Do people prefer cash or non-cash incentives?
When discussing employee incentive and rewards programs, that truly is the million-dollar question. Try replacing “incentives” with the word “gifts”; suddenly, it becomes too obvious. Cash is always better, right?
The decision for cash was hard-wired into our brains long ago. It stems from the pain we felt from receiving countless gifts we didn’t like or had absolutely no use for, from people who were supposed to know us better.
Case in point: The ugly Christmas sweater or the fancy chocolate fondue set you were gifted by family members when all you were really wanted was a regular old coffee machine; all these "gifts" contributed to the want of cash instead.

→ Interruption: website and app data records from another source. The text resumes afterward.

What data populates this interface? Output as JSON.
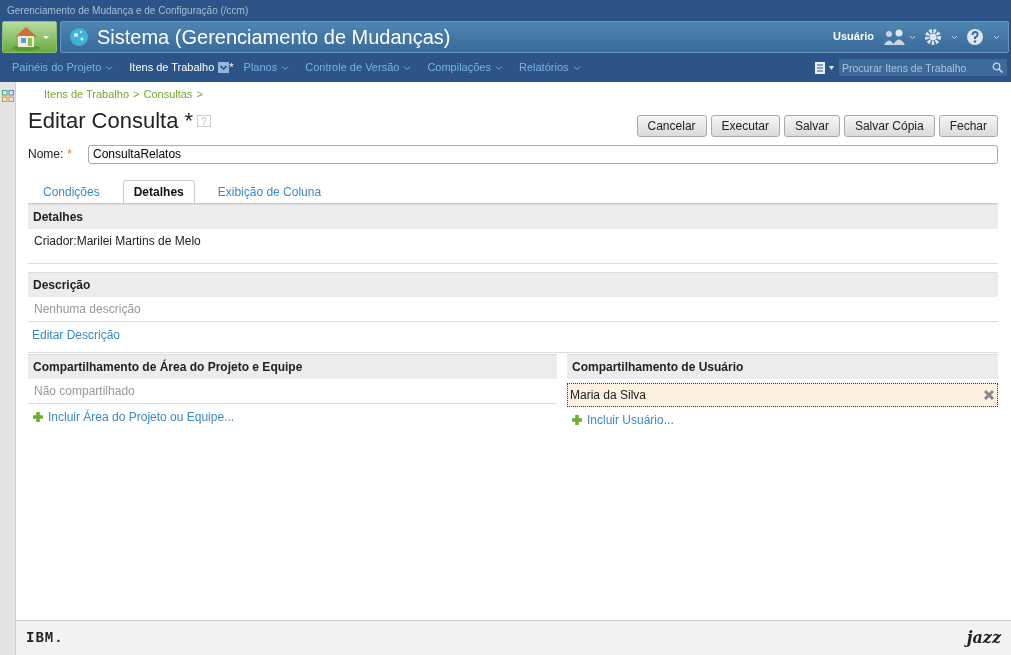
{
  "window": {
    "title": "Gerenciamento de Mudança e de Configuração (/ccm)"
  },
  "banner": {
    "title": "Sistema (Gerenciamento de Mudanças)",
    "user": "Usuário"
  },
  "nav": {
    "items": [
      {
        "label": "Painéis do Projeto",
        "selected": false
      },
      {
        "label": "Itens de Trabalho",
        "selected": true,
        "suffix": "*"
      },
      {
        "label": "Planos",
        "selected": false
      },
      {
        "label": "Controle de Versão",
        "selected": false
      },
      {
        "label": "Compilações",
        "selected": false
      },
      {
        "label": "Relatórios",
        "selected": false
      }
    ],
    "search": {
      "placeholder": "Procurar Itens de Trabalho"
    }
  },
  "breadcrumb": [
    "Itens de Trabalho",
    ">",
    "Consultas",
    ">"
  ],
  "page": {
    "title": "Editar Consulta *",
    "buttons": [
      "Cancelar",
      "Executar",
      "Salvar",
      "Salvar Cópia",
      "Fechar"
    ]
  },
  "name_field": {
    "label": "Nome:",
    "required_mark": "*",
    "value": "ConsultaRelatos"
  },
  "tabs": [
    {
      "label": "Condições",
      "selected": false
    },
    {
      "label": "Detalhes",
      "selected": true
    },
    {
      "label": "Exibição de Coluna",
      "selected": false
    }
  ],
  "details": {
    "heading": "Detalhes",
    "creator": "Criador:Marilei Martins de Melo"
  },
  "description": {
    "heading": "Descrição",
    "text": "Nenhuma descrição",
    "link": "Editar Descrição"
  },
  "team_sharing": {
    "heading": "Compartilhamento de Área do Projeto e Equipe",
    "empty": "Não compartilhado",
    "add": "Incluir Área do Projeto ou Equipe..."
  },
  "user_sharing": {
    "heading": "Compartilhamento de Usuário",
    "users": [
      "Maria da Silva"
    ],
    "add": "Incluir Usuário..."
  },
  "footer": {
    "left_logo": "IBM.",
    "right_logo": "jazz"
  }
}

Even though the gifts you get from your family are well-meaning, it doesn’t actually mean that those same gifts were useful, needed, or even desired by you.
Here’s the hook, though… Even what you think you want is likely not what you would really fight to get. You might not believe it, but if the ugly Christmas sweater were to be competed for, you might achieve a world record just to get it.
Ok. Maybe not.
But when it comes to job motivation and employee engagement, non-monetary incentives really are the way to go. Why? Because cash simply doesn’t work.
Companies have long struggled with employee engagement and continue to do so. As a result, most companies have some type of incentive compensation programs in place. In a study by WorldatWork, it was determined that 88% of organizations have a recognition and/or rewards program in place.
Monetary incentive programs are not the solution. Frankly, money is nice, but it’s simply not enough to motivate your workforce or boost employee morale. This has been accurately proven by an experiment conducted by the University of Chicago. The study showed that the power of non-cash incentives compared to the motivational power of its equivalent amount in cash simply pales in comparison.
What does this mean exactly? It means that when given the choice, people initially believe they’d rather be rewarded with cash than tangible rewards. Although In practice, working adults who engage in a challenging mental task perform significantly better when the incentive is a tangible reward. In short, not cash, but rather an item of desire.
How significantly? According to the aforementioned U of C study, the same amount of non-cash reward led to nearly triple the performance uplift when empirically measured!
Incentive programs play an essential role in employee engagement, appreciation, job satisfaction, and retention. Here are five eye-opening reasons why employees prefer tangible goods as rewards.
If there’s one thing to remember here, it’s that employees tend to value real and tangible rewards as part of your company recognition efforts much more than the cash equivalent.
Making room for recognition and gratitude at work is important to obtaining success as a business in today’s competitive work environment. So put away your wallet! And instead, start recognizing your employees with thoughtful non-cash incentives and rewards. Your employees will thank you for it; so will your business.